■ Excerpted data
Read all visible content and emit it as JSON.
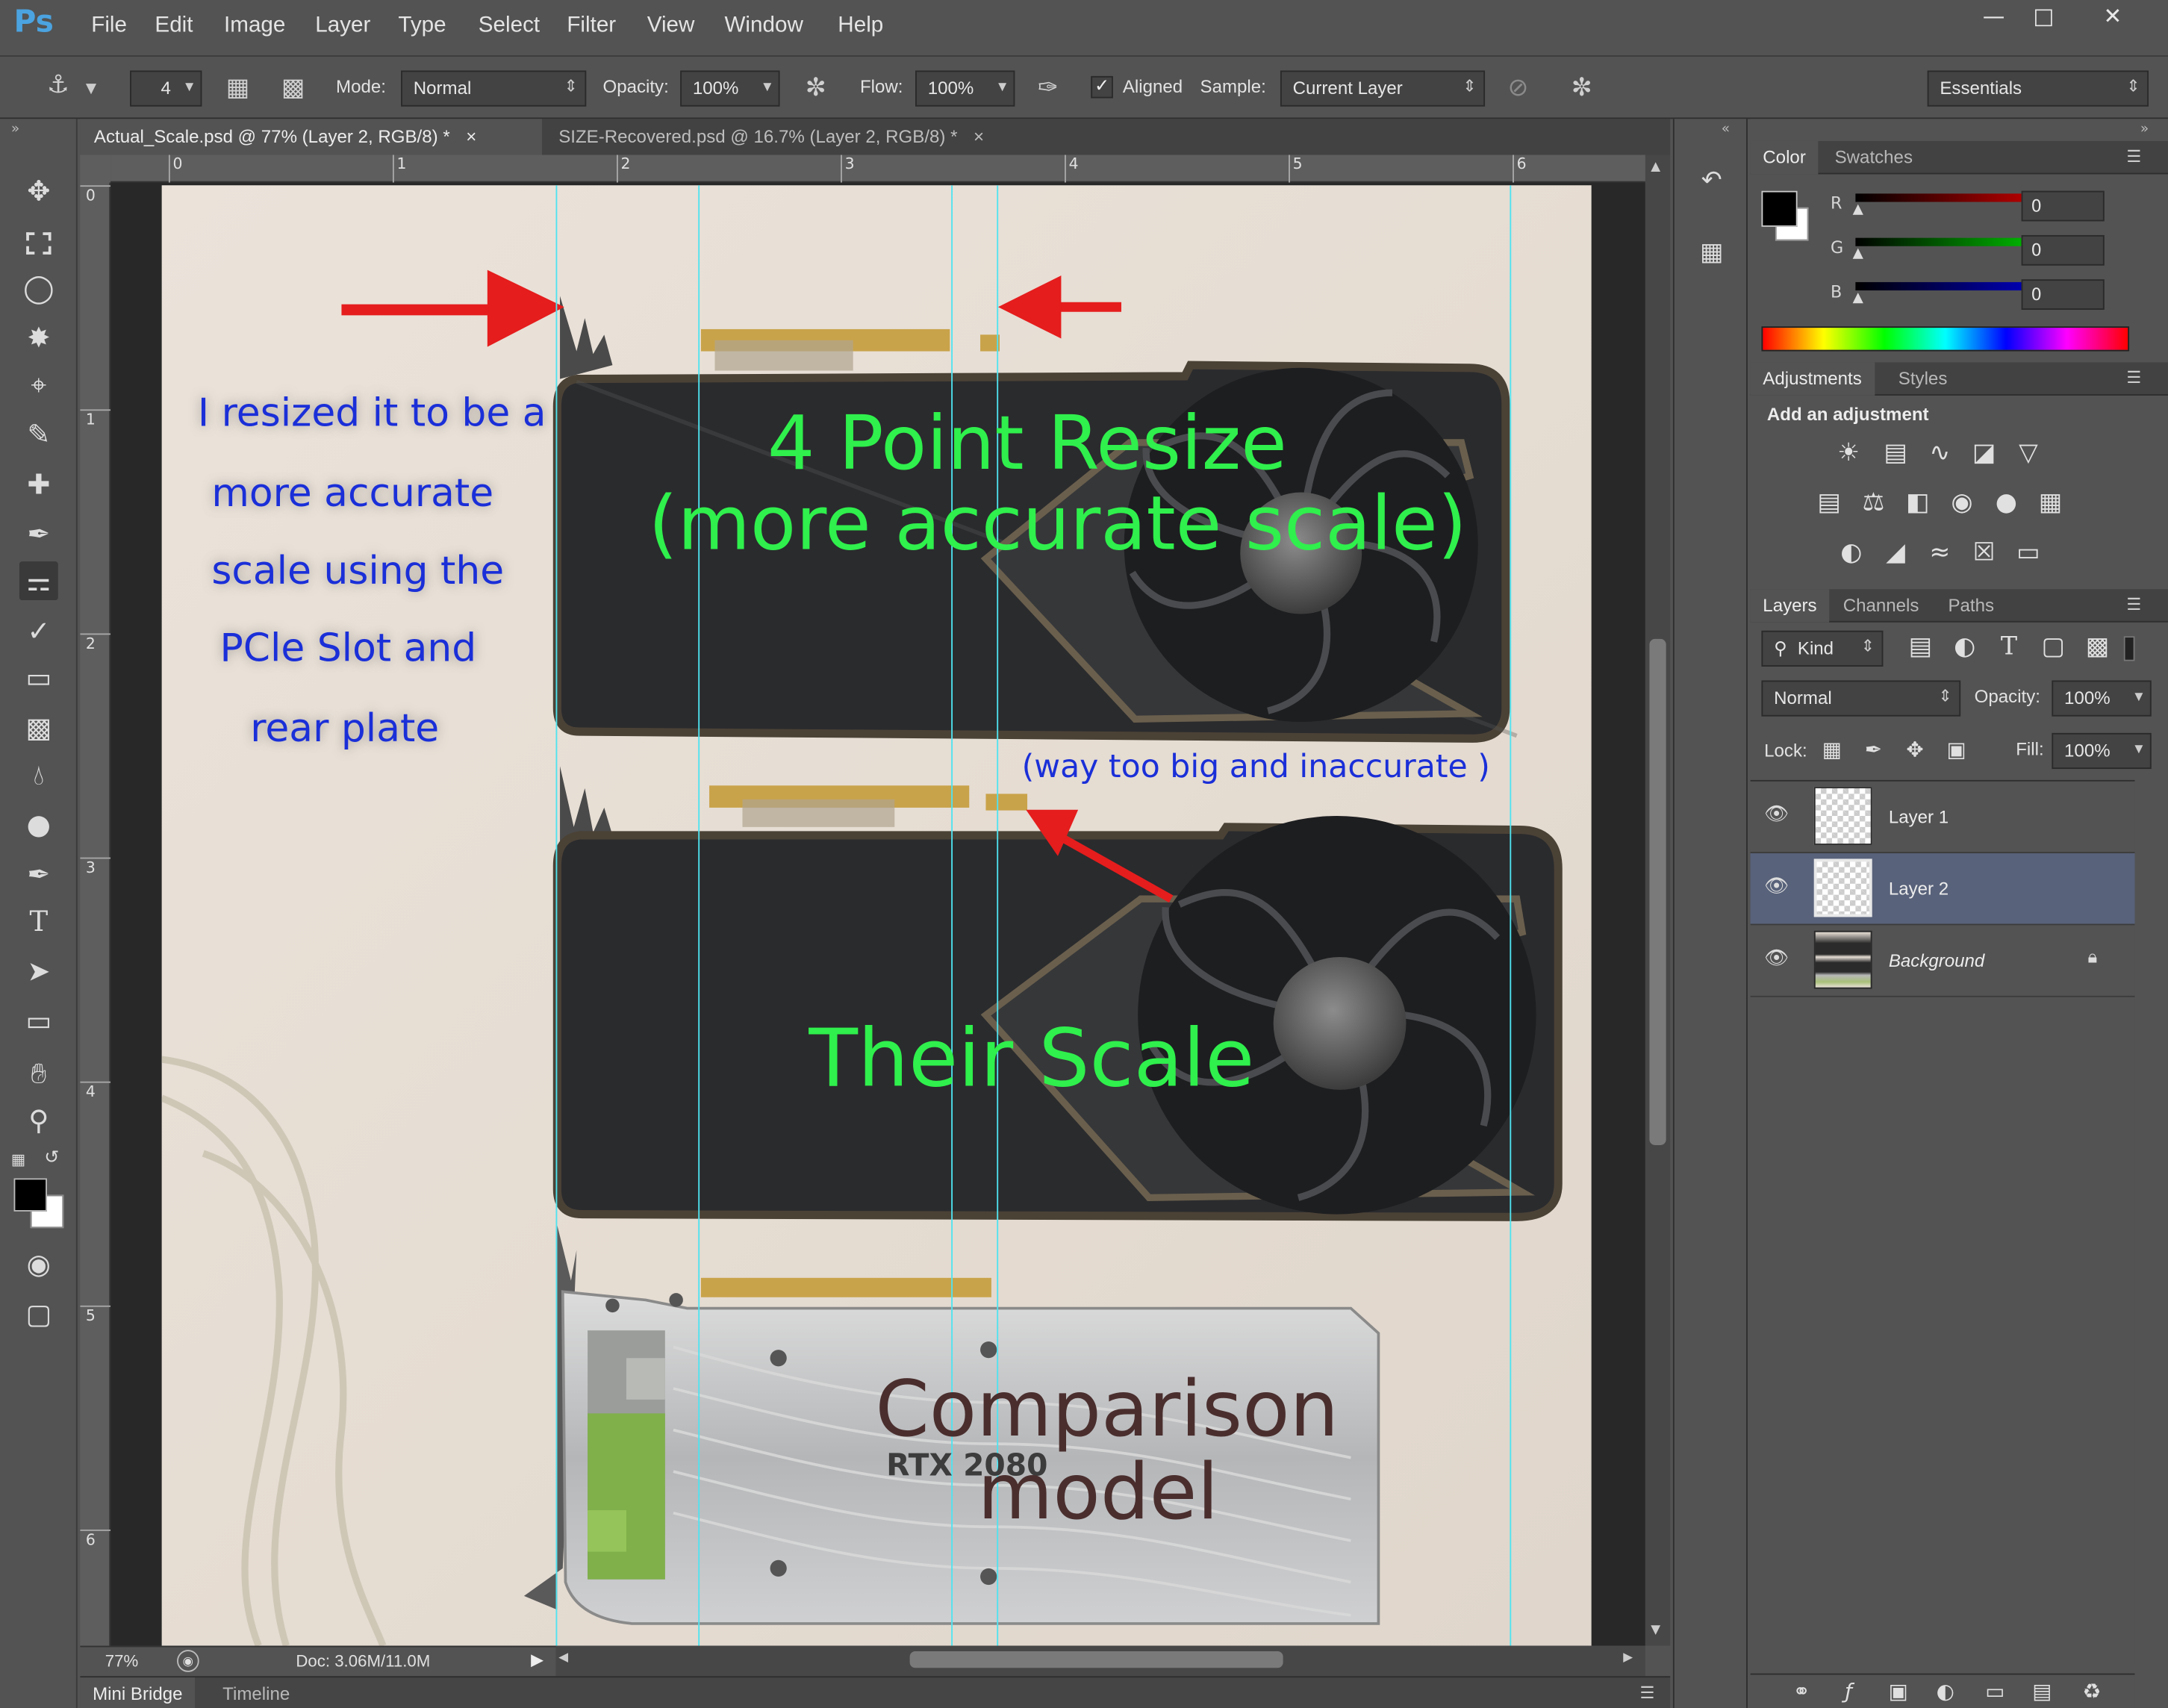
{
  "app": {
    "logo": "Ps"
  },
  "menu": [
    "File",
    "Edit",
    "Image",
    "Layer",
    "Type",
    "Select",
    "Filter",
    "View",
    "Window",
    "Help"
  ],
  "window_controls": {
    "minimize": "—",
    "maximize": "□",
    "close": "✕"
  },
  "options": {
    "brush_size": "4",
    "mode_label": "Mode:",
    "mode_value": "Normal",
    "opacity_label": "Opacity:",
    "opacity_value": "100%",
    "flow_label": "Flow:",
    "flow_value": "100%",
    "aligned_label": "Aligned",
    "aligned_checked": true,
    "sample_label": "Sample:",
    "sample_value": "Current Layer",
    "workspace": "Essentials"
  },
  "tabs": [
    {
      "label": "Actual_Scale.psd @ 77% (Layer 2, RGB/8) *",
      "close": "×",
      "active": true
    },
    {
      "label": "SIZE-Recovered.psd @ 16.7% (Layer 2, RGB/8) *",
      "close": "×",
      "active": false
    }
  ],
  "rulers": {
    "horizontal": [
      "0",
      "1",
      "2",
      "3",
      "4",
      "5",
      "6"
    ],
    "vertical": [
      "0",
      "1",
      "2",
      "3",
      "4",
      "5",
      "6"
    ]
  },
  "canvas": {
    "annotation_left": [
      "I resized it to be a",
      "more accurate",
      "scale using the",
      "PCle Slot and",
      "rear plate"
    ],
    "label_top_line1": "4 Point Resize",
    "label_top_line2": "(more accurate scale)",
    "label_middle_note": "(way too  big and inaccurate )",
    "label_middle": "Their Scale",
    "label_bottom_line1": "Comparison",
    "label_bottom_line2": "model",
    "card_print": "RTX 2080",
    "accent_red": "#e51d1d",
    "accent_green": "#2ff04c",
    "accent_blue": "#1a2fd8",
    "guide_color": "#4fe3f0"
  },
  "status": {
    "zoom": "77%",
    "doc": "Doc: 3.06M/11.0M"
  },
  "bottom_tabs": [
    "Mini Bridge",
    "Timeline"
  ],
  "color_panel": {
    "tabs": [
      "Color",
      "Swatches"
    ],
    "r_label": "R",
    "r_value": "0",
    "g_label": "G",
    "g_value": "0",
    "b_label": "B",
    "b_value": "0"
  },
  "adjustments_panel": {
    "tabs": [
      "Adjustments",
      "Styles"
    ],
    "heading": "Add an adjustment"
  },
  "layers_panel": {
    "tabs": [
      "Layers",
      "Channels",
      "Paths"
    ],
    "kind_label": "Kind",
    "blend_mode": "Normal",
    "opacity_label": "Opacity:",
    "opacity_value": "100%",
    "lock_label": "Lock:",
    "fill_label": "Fill:",
    "fill_value": "100%",
    "layers": [
      {
        "name": "Layer 1",
        "selected": false
      },
      {
        "name": "Layer 2",
        "selected": true
      },
      {
        "name": "Background",
        "selected": false,
        "locked": true
      }
    ]
  }
}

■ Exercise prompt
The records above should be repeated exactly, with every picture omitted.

■ Result below
Read all visible content and emit it as JSON.
{
  "app": {
    "logo": "Ps"
  },
  "menu": [
    "File",
    "Edit",
    "Image",
    "Layer",
    "Type",
    "Select",
    "Filter",
    "View",
    "Window",
    "Help"
  ],
  "window_controls": {
    "minimize": "—",
    "maximize": "□",
    "close": "✕"
  },
  "options": {
    "brush_size": "4",
    "mode_label": "Mode:",
    "mode_value": "Normal",
    "opacity_label": "Opacity:",
    "opacity_value": "100%",
    "flow_label": "Flow:",
    "flow_value": "100%",
    "aligned_label": "Aligned",
    "aligned_checked": true,
    "sample_label": "Sample:",
    "sample_value": "Current Layer",
    "workspace": "Essentials"
  },
  "tabs": [
    {
      "label": "Actual_Scale.psd @ 77% (Layer 2, RGB/8) *",
      "close": "×",
      "active": true
    },
    {
      "label": "SIZE-Recovered.psd @ 16.7% (Layer 2, RGB/8) *",
      "close": "×",
      "active": false
    }
  ],
  "rulers": {
    "horizontal": [
      "0",
      "1",
      "2",
      "3",
      "4",
      "5",
      "6"
    ],
    "vertical": [
      "0",
      "1",
      "2",
      "3",
      "4",
      "5",
      "6"
    ]
  },
  "canvas": {
    "annotation_left": [
      "I resized it to be a",
      "more accurate",
      "scale using the",
      "PCle Slot and",
      "rear plate"
    ],
    "label_top_line1": "4 Point Resize",
    "label_top_line2": "(more accurate scale)",
    "label_middle_note": "(way too  big and inaccurate )",
    "label_middle": "Their Scale",
    "label_bottom_line1": "Comparison",
    "label_bottom_line2": "model",
    "card_print": "RTX 2080",
    "accent_red": "#e51d1d",
    "accent_green": "#2ff04c",
    "accent_blue": "#1a2fd8",
    "guide_color": "#4fe3f0"
  },
  "status": {
    "zoom": "77%",
    "doc": "Doc: 3.06M/11.0M"
  },
  "bottom_tabs": [
    "Mini Bridge",
    "Timeline"
  ],
  "color_panel": {
    "tabs": [
      "Color",
      "Swatches"
    ],
    "r_label": "R",
    "r_value": "0",
    "g_label": "G",
    "g_value": "0",
    "b_label": "B",
    "b_value": "0"
  },
  "adjustments_panel": {
    "tabs": [
      "Adjustments",
      "Styles"
    ],
    "heading": "Add an adjustment"
  },
  "layers_panel": {
    "tabs": [
      "Layers",
      "Channels",
      "Paths"
    ],
    "kind_label": "Kind",
    "blend_mode": "Normal",
    "opacity_label": "Opacity:",
    "opacity_value": "100%",
    "lock_label": "Lock:",
    "fill_label": "Fill:",
    "fill_value": "100%",
    "layers": [
      {
        "name": "Layer 1",
        "selected": false
      },
      {
        "name": "Layer 2",
        "selected": true
      },
      {
        "name": "Background",
        "selected": false,
        "locked": true
      }
    ]
  }
}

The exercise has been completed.